At the start of the UK-wide lockdown in March, turnout was down by more than 80% even as online sales boomed, but over the summer the number of people visiting stores steadily increased as lockdown restrictions eased and the number of Covid-19 rejected.
The separate turnout numbers from data company Springboard showed a similar decline in turnout across the UK last week, as major streets typically suffered a significant drop. The 10pm curfew in bars in England appears to have a particularly strong effect, with the number of people on the streets dropping by more than a third between 10pm and midnight on Friday.
The drop in turnout could cause further difficulties for landlords as the quarterly rent day falls on Tuesday, when many property owners collect payments covering the previous three months.
Commercial tenants across the country have withheld rental payments in recent months as they have struggled with cash inflows, and this month the government extended a ban in April on evicting business tenants until the end of the year, in order to protect businesses affected by the pandemic.
Data from technology company Re-leased, which facilitates rent payments, indicates that commercial property owners collected 68% of the rent owed for the April-June period, in a snapshot taken 60 days after the rent day in June.

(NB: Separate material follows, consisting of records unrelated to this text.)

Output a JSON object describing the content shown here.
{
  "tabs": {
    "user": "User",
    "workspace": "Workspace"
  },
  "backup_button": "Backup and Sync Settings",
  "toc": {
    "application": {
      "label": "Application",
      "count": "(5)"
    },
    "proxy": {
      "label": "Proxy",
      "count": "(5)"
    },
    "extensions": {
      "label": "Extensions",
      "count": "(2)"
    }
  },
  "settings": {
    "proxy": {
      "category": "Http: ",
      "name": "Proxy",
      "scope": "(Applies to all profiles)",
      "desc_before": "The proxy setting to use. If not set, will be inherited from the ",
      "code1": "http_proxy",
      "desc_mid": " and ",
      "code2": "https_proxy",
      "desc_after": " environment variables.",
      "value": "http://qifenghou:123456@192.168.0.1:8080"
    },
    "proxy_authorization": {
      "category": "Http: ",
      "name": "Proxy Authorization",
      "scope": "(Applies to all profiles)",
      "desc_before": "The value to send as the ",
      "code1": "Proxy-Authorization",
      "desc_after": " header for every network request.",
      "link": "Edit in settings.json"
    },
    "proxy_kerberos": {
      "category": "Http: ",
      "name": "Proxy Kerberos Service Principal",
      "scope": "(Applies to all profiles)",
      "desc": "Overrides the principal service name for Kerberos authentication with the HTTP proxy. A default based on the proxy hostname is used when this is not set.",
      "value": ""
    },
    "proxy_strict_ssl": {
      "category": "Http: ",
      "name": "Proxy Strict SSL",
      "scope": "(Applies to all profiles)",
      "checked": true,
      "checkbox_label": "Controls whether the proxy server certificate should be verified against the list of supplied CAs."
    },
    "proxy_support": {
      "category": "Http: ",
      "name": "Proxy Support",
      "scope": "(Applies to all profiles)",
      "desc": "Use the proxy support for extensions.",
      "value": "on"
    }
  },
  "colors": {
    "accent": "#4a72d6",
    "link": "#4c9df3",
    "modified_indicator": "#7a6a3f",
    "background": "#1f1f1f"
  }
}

This was in line with 67% in the January-March quarter but well below the 84% rate recorded in December, before the coronavirus was discovered outside China.
Caleb Dunn, commercial analyst at Re-leased, said there is unlikely to be a major jump in payments this quarter given the continued uncertainty around the retail environment.
There is also evidence from previous quarters that landlords are increasingly giving rent discounts to tenants, he said, which is another possible sign that tenants are suffering.
Ian Wilkinson, partner at Osborne Clarke law firm who advises landlord clients regularly, said landlords were ready to hire hospitality in particular for the struggle in the coming months after the introduction of the “rule of six” in England, early closing times and various closings.
He said some landlords expected to collect only 20% to 50% of their rent for the quarter from hospitality companies, but retail property owners were a little more optimistic, expecting to collect between 30% and 70% of the rent due.
Richard Lim, chief executive of the consultancy Retail Economics, said that retail property owners face “significant challenges” in the future because of their dependence on retailers of clothing and footwear. Lim said that clothes and shoes account for about 40% of space in malls, but the sub-sector has been hit hard by lower demand for new clothes from people stuck in their homes.
Lim said the disproportionate boom in retail trade meant that retail conglomerates – more spacious for distances and less reliant on public transportation – were proving to be more resilient, while businesses with strong online operations also benefited.